Rebecca Glucklich and Sara Schonour are co-producers of the play.

The play uses flashback scenes leading up to the events before the murders, and tries to answer the still unanswered question of who killed Borden’s parents.

Pollock actually created a fictional character, The Actress, to provide a wider context underlying the murders. The murders took place in 1892, and the play imagines a day, 10 years later, when The Actress visits Lizzie and asks her if she committed the murders. In the play Lizzie agrees to provide background of the events leading up to the murders, and The Actress plays Lizzie’s part.

The Footlight Club is America’s oldest continuously operating community theaters.

The play is told with a slight twist by utilizing flashbacks. Using the flashbacks reflects one theory by psychologists about Lizzie Borden — that she suffered from a form of disassociative amnesia — and would assume another person’s identify for a short period of time.

Did Lizzie Border suffer from some type of amnesia? Did she even kill her father and stepmother??

The manner in which the story is told has a slight twist, involving which actors portray whom in the flashbacks. This reflects one theory suggested by psychologists about Ms. Borden, that she suffered from a form of disassociative amnesia, in which one assumes another’s identify for a short period of time. But that is one of many theories behind this open case which still fascinates, to this day.

The Footlight Club’s home Eliot Hall is at 7A Eliot St., Jamaica Plain.
Lizzie Border was not allowed to work, and could only escape her family by marrying, which is something she didn’t want to do.
The play uses facts and speculation to tell the infamous story of Lizzie Borden.
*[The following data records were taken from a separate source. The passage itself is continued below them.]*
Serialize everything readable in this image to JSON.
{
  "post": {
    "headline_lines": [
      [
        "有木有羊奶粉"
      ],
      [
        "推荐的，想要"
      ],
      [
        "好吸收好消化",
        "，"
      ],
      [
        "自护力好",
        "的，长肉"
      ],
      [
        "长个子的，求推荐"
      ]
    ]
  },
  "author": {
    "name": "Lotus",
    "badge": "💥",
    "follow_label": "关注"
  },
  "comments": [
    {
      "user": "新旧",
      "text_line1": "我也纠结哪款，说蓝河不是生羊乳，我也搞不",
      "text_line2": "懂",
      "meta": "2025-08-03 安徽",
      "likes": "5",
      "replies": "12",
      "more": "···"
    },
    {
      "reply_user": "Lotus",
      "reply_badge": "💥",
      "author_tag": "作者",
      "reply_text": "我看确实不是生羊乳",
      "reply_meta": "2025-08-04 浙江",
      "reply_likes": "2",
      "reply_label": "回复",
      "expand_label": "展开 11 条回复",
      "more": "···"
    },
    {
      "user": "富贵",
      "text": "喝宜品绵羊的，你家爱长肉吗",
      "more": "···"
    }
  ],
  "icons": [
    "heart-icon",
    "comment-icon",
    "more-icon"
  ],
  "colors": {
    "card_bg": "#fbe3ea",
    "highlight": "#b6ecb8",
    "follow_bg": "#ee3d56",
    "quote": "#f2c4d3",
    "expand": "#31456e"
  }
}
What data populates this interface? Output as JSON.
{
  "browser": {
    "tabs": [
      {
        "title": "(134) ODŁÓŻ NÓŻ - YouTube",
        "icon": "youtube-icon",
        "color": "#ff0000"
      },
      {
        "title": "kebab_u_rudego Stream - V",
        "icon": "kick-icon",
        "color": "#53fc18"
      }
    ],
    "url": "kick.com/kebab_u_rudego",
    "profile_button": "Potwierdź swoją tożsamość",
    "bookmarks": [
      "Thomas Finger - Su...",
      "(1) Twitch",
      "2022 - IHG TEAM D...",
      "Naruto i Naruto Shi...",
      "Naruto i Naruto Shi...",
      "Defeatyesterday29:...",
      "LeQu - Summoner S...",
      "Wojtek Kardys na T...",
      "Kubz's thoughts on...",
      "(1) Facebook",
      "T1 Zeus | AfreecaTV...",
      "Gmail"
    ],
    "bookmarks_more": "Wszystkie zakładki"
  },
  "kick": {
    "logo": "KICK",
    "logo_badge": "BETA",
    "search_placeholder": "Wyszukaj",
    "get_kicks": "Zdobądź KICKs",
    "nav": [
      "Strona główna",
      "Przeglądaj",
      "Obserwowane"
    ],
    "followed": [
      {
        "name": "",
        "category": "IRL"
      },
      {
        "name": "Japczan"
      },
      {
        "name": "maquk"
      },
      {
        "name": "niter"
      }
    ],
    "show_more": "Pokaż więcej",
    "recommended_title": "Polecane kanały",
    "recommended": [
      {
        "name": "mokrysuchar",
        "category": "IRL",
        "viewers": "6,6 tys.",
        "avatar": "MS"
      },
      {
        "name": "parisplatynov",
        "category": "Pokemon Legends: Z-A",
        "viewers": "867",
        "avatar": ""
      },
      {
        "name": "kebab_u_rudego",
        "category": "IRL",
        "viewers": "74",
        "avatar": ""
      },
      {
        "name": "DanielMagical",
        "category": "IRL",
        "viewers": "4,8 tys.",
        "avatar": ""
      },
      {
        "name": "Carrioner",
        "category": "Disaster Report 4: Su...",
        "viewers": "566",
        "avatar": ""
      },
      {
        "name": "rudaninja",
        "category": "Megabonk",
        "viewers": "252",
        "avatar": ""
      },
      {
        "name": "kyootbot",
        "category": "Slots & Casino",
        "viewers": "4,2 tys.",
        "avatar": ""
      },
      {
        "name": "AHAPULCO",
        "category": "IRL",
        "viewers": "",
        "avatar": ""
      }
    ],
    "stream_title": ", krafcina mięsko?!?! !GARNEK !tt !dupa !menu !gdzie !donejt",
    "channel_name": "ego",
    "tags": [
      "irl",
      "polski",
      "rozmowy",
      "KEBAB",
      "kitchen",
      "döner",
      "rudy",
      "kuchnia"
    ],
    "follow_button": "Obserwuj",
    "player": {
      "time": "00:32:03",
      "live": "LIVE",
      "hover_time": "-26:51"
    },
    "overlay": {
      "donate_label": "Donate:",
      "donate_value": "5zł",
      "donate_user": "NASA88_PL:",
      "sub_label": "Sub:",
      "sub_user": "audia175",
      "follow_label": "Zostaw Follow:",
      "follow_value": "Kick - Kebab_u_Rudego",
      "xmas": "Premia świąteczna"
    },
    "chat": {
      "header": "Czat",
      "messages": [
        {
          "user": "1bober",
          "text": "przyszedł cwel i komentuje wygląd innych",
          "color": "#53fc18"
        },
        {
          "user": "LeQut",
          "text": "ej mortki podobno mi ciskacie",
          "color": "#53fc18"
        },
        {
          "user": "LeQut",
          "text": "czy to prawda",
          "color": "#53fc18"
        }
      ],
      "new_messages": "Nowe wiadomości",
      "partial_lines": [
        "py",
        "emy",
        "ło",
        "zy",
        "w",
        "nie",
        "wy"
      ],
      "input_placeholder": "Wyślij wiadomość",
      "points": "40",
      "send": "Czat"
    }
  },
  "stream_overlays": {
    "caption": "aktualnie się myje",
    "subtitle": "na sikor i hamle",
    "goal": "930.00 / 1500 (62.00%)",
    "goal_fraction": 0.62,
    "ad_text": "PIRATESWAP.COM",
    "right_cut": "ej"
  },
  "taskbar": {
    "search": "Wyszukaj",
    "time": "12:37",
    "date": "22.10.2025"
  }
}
“Blood Relations” runs through Feb. 16. All performances are at 8 pm. Tickets are $22/$20 (members) and available at or at the box offie on the night of the show. The Footlight Club performs at Eliot Hall (7A Eliot St., Jamaica Plain).